> [SUPPLIED RECORDS]
━━━━━━━━━━━━━━━━

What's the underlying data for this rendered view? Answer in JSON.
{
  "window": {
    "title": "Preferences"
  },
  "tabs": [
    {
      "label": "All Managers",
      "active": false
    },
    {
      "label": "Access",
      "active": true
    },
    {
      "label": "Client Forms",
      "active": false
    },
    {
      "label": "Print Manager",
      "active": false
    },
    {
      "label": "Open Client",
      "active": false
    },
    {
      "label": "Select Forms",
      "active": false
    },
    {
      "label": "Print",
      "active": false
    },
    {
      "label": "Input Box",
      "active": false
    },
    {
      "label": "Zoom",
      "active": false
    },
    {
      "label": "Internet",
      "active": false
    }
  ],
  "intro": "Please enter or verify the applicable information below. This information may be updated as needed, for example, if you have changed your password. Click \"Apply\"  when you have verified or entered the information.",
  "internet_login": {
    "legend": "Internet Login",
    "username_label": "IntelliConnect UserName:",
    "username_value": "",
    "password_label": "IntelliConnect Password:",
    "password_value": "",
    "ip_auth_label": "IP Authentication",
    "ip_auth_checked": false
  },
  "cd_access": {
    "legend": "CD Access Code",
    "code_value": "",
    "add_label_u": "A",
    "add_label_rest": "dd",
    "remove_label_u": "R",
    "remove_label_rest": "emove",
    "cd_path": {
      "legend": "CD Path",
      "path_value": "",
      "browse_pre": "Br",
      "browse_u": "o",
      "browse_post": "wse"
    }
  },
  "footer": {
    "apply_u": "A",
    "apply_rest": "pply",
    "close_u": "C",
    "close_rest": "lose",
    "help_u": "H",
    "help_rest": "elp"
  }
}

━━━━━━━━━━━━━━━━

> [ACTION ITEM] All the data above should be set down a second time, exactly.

> [REPLY TO THE TASK]
What's the underlying data for this rendered view? Answer in JSON.
{
  "window": {
    "title": "Preferences"
  },
  "tabs": [
    {
      "label": "All Managers",
      "active": false
    },
    {
      "label": "Access",
      "active": true
    },
    {
      "label": "Client Forms",
      "active": false
    },
    {
      "label": "Print Manager",
      "active": false
    },
    {
      "label": "Open Client",
      "active": false
    },
    {
      "label": "Select Forms",
      "active": false
    },
    {
      "label": "Print",
      "active": false
    },
    {
      "label": "Input Box",
      "active": false
    },
    {
      "label": "Zoom",
      "active": false
    },
    {
      "label": "Internet",
      "active": false
    }
  ],
  "intro": "Please enter or verify the applicable information below. This information may be updated as needed, for example, if you have changed your password. Click \"Apply\"  when you have verified or entered the information.",
  "internet_login": {
    "legend": "Internet Login",
    "username_label": "IntelliConnect UserName:",
    "username_value": "",
    "password_label": "IntelliConnect Password:",
    "password_value": "",
    "ip_auth_label": "IP Authentication",
    "ip_auth_checked": false
  },
  "cd_access": {
    "legend": "CD Access Code",
    "code_value": "",
    "add_label_u": "A",
    "add_label_rest": "dd",
    "remove_label_u": "R",
    "remove_label_rest": "emove",
    "cd_path": {
      "legend": "CD Path",
      "path_value": "",
      "browse_pre": "Br",
      "browse_u": "o",
      "browse_post": "wse"
    }
  },
  "footer": {
    "apply_u": "A",
    "apply_rest": "pply",
    "close_u": "C",
    "close_rest": "lose",
    "help_u": "H",
    "help_rest": "elp"
  }
}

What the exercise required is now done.